## WHAT YOU ARE ASKED TO DO
Go through the listing beneath and show each line containing the string "BLACKJACK".

## GIVEN RECORDS
%%

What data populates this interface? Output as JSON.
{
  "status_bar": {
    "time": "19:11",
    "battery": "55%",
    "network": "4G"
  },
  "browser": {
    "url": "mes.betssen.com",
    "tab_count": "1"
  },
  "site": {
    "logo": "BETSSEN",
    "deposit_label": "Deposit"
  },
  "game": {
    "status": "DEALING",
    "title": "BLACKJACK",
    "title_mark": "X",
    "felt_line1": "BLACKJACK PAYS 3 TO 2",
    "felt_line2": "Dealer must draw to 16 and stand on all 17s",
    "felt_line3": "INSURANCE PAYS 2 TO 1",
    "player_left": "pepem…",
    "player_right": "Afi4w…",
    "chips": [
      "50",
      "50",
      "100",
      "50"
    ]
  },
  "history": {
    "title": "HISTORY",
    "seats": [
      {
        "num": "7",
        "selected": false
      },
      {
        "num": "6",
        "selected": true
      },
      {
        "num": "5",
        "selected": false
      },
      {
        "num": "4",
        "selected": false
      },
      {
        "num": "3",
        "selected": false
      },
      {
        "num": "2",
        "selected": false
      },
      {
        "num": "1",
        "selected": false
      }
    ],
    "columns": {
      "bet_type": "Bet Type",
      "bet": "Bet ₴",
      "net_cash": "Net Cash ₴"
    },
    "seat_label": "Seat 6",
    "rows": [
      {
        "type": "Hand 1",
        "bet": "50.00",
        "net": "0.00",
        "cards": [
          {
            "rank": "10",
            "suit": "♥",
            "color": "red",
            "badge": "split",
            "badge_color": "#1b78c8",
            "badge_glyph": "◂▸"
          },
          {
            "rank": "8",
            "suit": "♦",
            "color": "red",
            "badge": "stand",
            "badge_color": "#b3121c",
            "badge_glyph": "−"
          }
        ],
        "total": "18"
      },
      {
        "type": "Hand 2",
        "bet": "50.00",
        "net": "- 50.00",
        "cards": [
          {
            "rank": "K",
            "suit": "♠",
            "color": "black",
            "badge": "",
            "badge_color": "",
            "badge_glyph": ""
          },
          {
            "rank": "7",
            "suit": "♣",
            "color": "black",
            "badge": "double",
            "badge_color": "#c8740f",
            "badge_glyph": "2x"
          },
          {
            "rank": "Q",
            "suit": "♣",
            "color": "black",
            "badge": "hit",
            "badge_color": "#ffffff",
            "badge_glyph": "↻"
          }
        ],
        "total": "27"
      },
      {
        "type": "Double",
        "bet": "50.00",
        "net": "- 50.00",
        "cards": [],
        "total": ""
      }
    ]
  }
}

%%

## ANSWER FOR THE TASK
    "title": "BLACKJACK",
    "felt_line1": "BLACKJACK PAYS 3 TO 2",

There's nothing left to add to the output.